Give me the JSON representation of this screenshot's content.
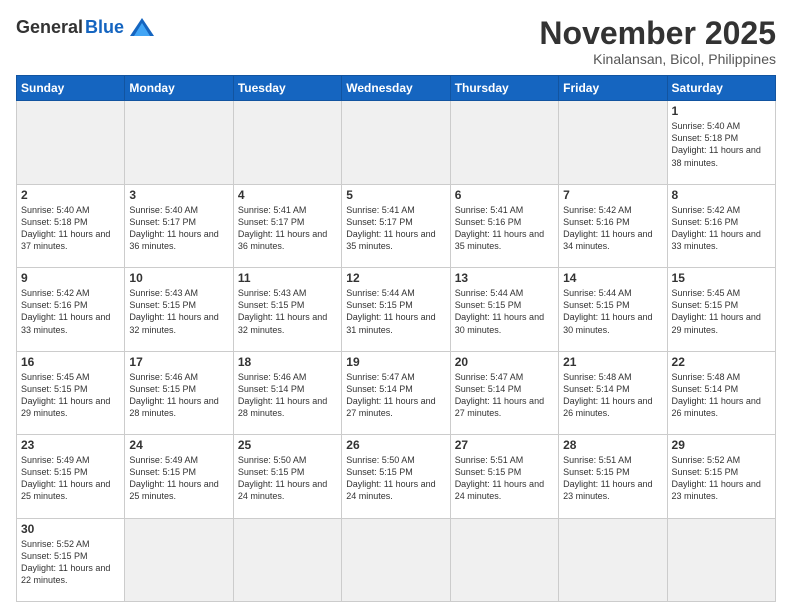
{
  "header": {
    "logo_general": "General",
    "logo_blue": "Blue",
    "month_title": "November 2025",
    "location": "Kinalansan, Bicol, Philippines"
  },
  "days_of_week": [
    "Sunday",
    "Monday",
    "Tuesday",
    "Wednesday",
    "Thursday",
    "Friday",
    "Saturday"
  ],
  "weeks": [
    [
      {
        "day": "",
        "empty": true
      },
      {
        "day": "",
        "empty": true
      },
      {
        "day": "",
        "empty": true
      },
      {
        "day": "",
        "empty": true
      },
      {
        "day": "",
        "empty": true
      },
      {
        "day": "",
        "empty": true
      },
      {
        "day": "1",
        "sunrise": "5:40 AM",
        "sunset": "5:18 PM",
        "daylight": "11 hours and 38 minutes."
      }
    ],
    [
      {
        "day": "2",
        "sunrise": "5:40 AM",
        "sunset": "5:18 PM",
        "daylight": "11 hours and 37 minutes."
      },
      {
        "day": "3",
        "sunrise": "5:40 AM",
        "sunset": "5:17 PM",
        "daylight": "11 hours and 36 minutes."
      },
      {
        "day": "4",
        "sunrise": "5:41 AM",
        "sunset": "5:17 PM",
        "daylight": "11 hours and 36 minutes."
      },
      {
        "day": "5",
        "sunrise": "5:41 AM",
        "sunset": "5:17 PM",
        "daylight": "11 hours and 35 minutes."
      },
      {
        "day": "6",
        "sunrise": "5:41 AM",
        "sunset": "5:16 PM",
        "daylight": "11 hours and 35 minutes."
      },
      {
        "day": "7",
        "sunrise": "5:42 AM",
        "sunset": "5:16 PM",
        "daylight": "11 hours and 34 minutes."
      },
      {
        "day": "8",
        "sunrise": "5:42 AM",
        "sunset": "5:16 PM",
        "daylight": "11 hours and 33 minutes."
      }
    ],
    [
      {
        "day": "9",
        "sunrise": "5:42 AM",
        "sunset": "5:16 PM",
        "daylight": "11 hours and 33 minutes."
      },
      {
        "day": "10",
        "sunrise": "5:43 AM",
        "sunset": "5:15 PM",
        "daylight": "11 hours and 32 minutes."
      },
      {
        "day": "11",
        "sunrise": "5:43 AM",
        "sunset": "5:15 PM",
        "daylight": "11 hours and 32 minutes."
      },
      {
        "day": "12",
        "sunrise": "5:44 AM",
        "sunset": "5:15 PM",
        "daylight": "11 hours and 31 minutes."
      },
      {
        "day": "13",
        "sunrise": "5:44 AM",
        "sunset": "5:15 PM",
        "daylight": "11 hours and 30 minutes."
      },
      {
        "day": "14",
        "sunrise": "5:44 AM",
        "sunset": "5:15 PM",
        "daylight": "11 hours and 30 minutes."
      },
      {
        "day": "15",
        "sunrise": "5:45 AM",
        "sunset": "5:15 PM",
        "daylight": "11 hours and 29 minutes."
      }
    ],
    [
      {
        "day": "16",
        "sunrise": "5:45 AM",
        "sunset": "5:15 PM",
        "daylight": "11 hours and 29 minutes."
      },
      {
        "day": "17",
        "sunrise": "5:46 AM",
        "sunset": "5:15 PM",
        "daylight": "11 hours and 28 minutes."
      },
      {
        "day": "18",
        "sunrise": "5:46 AM",
        "sunset": "5:14 PM",
        "daylight": "11 hours and 28 minutes."
      },
      {
        "day": "19",
        "sunrise": "5:47 AM",
        "sunset": "5:14 PM",
        "daylight": "11 hours and 27 minutes."
      },
      {
        "day": "20",
        "sunrise": "5:47 AM",
        "sunset": "5:14 PM",
        "daylight": "11 hours and 27 minutes."
      },
      {
        "day": "21",
        "sunrise": "5:48 AM",
        "sunset": "5:14 PM",
        "daylight": "11 hours and 26 minutes."
      },
      {
        "day": "22",
        "sunrise": "5:48 AM",
        "sunset": "5:14 PM",
        "daylight": "11 hours and 26 minutes."
      }
    ],
    [
      {
        "day": "23",
        "sunrise": "5:49 AM",
        "sunset": "5:15 PM",
        "daylight": "11 hours and 25 minutes."
      },
      {
        "day": "24",
        "sunrise": "5:49 AM",
        "sunset": "5:15 PM",
        "daylight": "11 hours and 25 minutes."
      },
      {
        "day": "25",
        "sunrise": "5:50 AM",
        "sunset": "5:15 PM",
        "daylight": "11 hours and 24 minutes."
      },
      {
        "day": "26",
        "sunrise": "5:50 AM",
        "sunset": "5:15 PM",
        "daylight": "11 hours and 24 minutes."
      },
      {
        "day": "27",
        "sunrise": "5:51 AM",
        "sunset": "5:15 PM",
        "daylight": "11 hours and 24 minutes."
      },
      {
        "day": "28",
        "sunrise": "5:51 AM",
        "sunset": "5:15 PM",
        "daylight": "11 hours and 23 minutes."
      },
      {
        "day": "29",
        "sunrise": "5:52 AM",
        "sunset": "5:15 PM",
        "daylight": "11 hours and 23 minutes."
      }
    ],
    [
      {
        "day": "30",
        "sunrise": "5:52 AM",
        "sunset": "5:15 PM",
        "daylight": "11 hours and 22 minutes."
      },
      {
        "day": "",
        "empty": true
      },
      {
        "day": "",
        "empty": true
      },
      {
        "day": "",
        "empty": true
      },
      {
        "day": "",
        "empty": true
      },
      {
        "day": "",
        "empty": true
      },
      {
        "day": "",
        "empty": true
      }
    ]
  ]
}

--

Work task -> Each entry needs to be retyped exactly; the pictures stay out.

Answer area ->
Give me the JSON representation of this screenshot's content.
{
  "header": {
    "logo_general": "General",
    "logo_blue": "Blue",
    "month_title": "November 2025",
    "location": "Kinalansan, Bicol, Philippines"
  },
  "days_of_week": [
    "Sunday",
    "Monday",
    "Tuesday",
    "Wednesday",
    "Thursday",
    "Friday",
    "Saturday"
  ],
  "weeks": [
    [
      {
        "day": "",
        "empty": true
      },
      {
        "day": "",
        "empty": true
      },
      {
        "day": "",
        "empty": true
      },
      {
        "day": "",
        "empty": true
      },
      {
        "day": "",
        "empty": true
      },
      {
        "day": "",
        "empty": true
      },
      {
        "day": "1",
        "sunrise": "5:40 AM",
        "sunset": "5:18 PM",
        "daylight": "11 hours and 38 minutes."
      }
    ],
    [
      {
        "day": "2",
        "sunrise": "5:40 AM",
        "sunset": "5:18 PM",
        "daylight": "11 hours and 37 minutes."
      },
      {
        "day": "3",
        "sunrise": "5:40 AM",
        "sunset": "5:17 PM",
        "daylight": "11 hours and 36 minutes."
      },
      {
        "day": "4",
        "sunrise": "5:41 AM",
        "sunset": "5:17 PM",
        "daylight": "11 hours and 36 minutes."
      },
      {
        "day": "5",
        "sunrise": "5:41 AM",
        "sunset": "5:17 PM",
        "daylight": "11 hours and 35 minutes."
      },
      {
        "day": "6",
        "sunrise": "5:41 AM",
        "sunset": "5:16 PM",
        "daylight": "11 hours and 35 minutes."
      },
      {
        "day": "7",
        "sunrise": "5:42 AM",
        "sunset": "5:16 PM",
        "daylight": "11 hours and 34 minutes."
      },
      {
        "day": "8",
        "sunrise": "5:42 AM",
        "sunset": "5:16 PM",
        "daylight": "11 hours and 33 minutes."
      }
    ],
    [
      {
        "day": "9",
        "sunrise": "5:42 AM",
        "sunset": "5:16 PM",
        "daylight": "11 hours and 33 minutes."
      },
      {
        "day": "10",
        "sunrise": "5:43 AM",
        "sunset": "5:15 PM",
        "daylight": "11 hours and 32 minutes."
      },
      {
        "day": "11",
        "sunrise": "5:43 AM",
        "sunset": "5:15 PM",
        "daylight": "11 hours and 32 minutes."
      },
      {
        "day": "12",
        "sunrise": "5:44 AM",
        "sunset": "5:15 PM",
        "daylight": "11 hours and 31 minutes."
      },
      {
        "day": "13",
        "sunrise": "5:44 AM",
        "sunset": "5:15 PM",
        "daylight": "11 hours and 30 minutes."
      },
      {
        "day": "14",
        "sunrise": "5:44 AM",
        "sunset": "5:15 PM",
        "daylight": "11 hours and 30 minutes."
      },
      {
        "day": "15",
        "sunrise": "5:45 AM",
        "sunset": "5:15 PM",
        "daylight": "11 hours and 29 minutes."
      }
    ],
    [
      {
        "day": "16",
        "sunrise": "5:45 AM",
        "sunset": "5:15 PM",
        "daylight": "11 hours and 29 minutes."
      },
      {
        "day": "17",
        "sunrise": "5:46 AM",
        "sunset": "5:15 PM",
        "daylight": "11 hours and 28 minutes."
      },
      {
        "day": "18",
        "sunrise": "5:46 AM",
        "sunset": "5:14 PM",
        "daylight": "11 hours and 28 minutes."
      },
      {
        "day": "19",
        "sunrise": "5:47 AM",
        "sunset": "5:14 PM",
        "daylight": "11 hours and 27 minutes."
      },
      {
        "day": "20",
        "sunrise": "5:47 AM",
        "sunset": "5:14 PM",
        "daylight": "11 hours and 27 minutes."
      },
      {
        "day": "21",
        "sunrise": "5:48 AM",
        "sunset": "5:14 PM",
        "daylight": "11 hours and 26 minutes."
      },
      {
        "day": "22",
        "sunrise": "5:48 AM",
        "sunset": "5:14 PM",
        "daylight": "11 hours and 26 minutes."
      }
    ],
    [
      {
        "day": "23",
        "sunrise": "5:49 AM",
        "sunset": "5:15 PM",
        "daylight": "11 hours and 25 minutes."
      },
      {
        "day": "24",
        "sunrise": "5:49 AM",
        "sunset": "5:15 PM",
        "daylight": "11 hours and 25 minutes."
      },
      {
        "day": "25",
        "sunrise": "5:50 AM",
        "sunset": "5:15 PM",
        "daylight": "11 hours and 24 minutes."
      },
      {
        "day": "26",
        "sunrise": "5:50 AM",
        "sunset": "5:15 PM",
        "daylight": "11 hours and 24 minutes."
      },
      {
        "day": "27",
        "sunrise": "5:51 AM",
        "sunset": "5:15 PM",
        "daylight": "11 hours and 24 minutes."
      },
      {
        "day": "28",
        "sunrise": "5:51 AM",
        "sunset": "5:15 PM",
        "daylight": "11 hours and 23 minutes."
      },
      {
        "day": "29",
        "sunrise": "5:52 AM",
        "sunset": "5:15 PM",
        "daylight": "11 hours and 23 minutes."
      }
    ],
    [
      {
        "day": "30",
        "sunrise": "5:52 AM",
        "sunset": "5:15 PM",
        "daylight": "11 hours and 22 minutes."
      },
      {
        "day": "",
        "empty": true
      },
      {
        "day": "",
        "empty": true
      },
      {
        "day": "",
        "empty": true
      },
      {
        "day": "",
        "empty": true
      },
      {
        "day": "",
        "empty": true
      },
      {
        "day": "",
        "empty": true
      }
    ]
  ]
}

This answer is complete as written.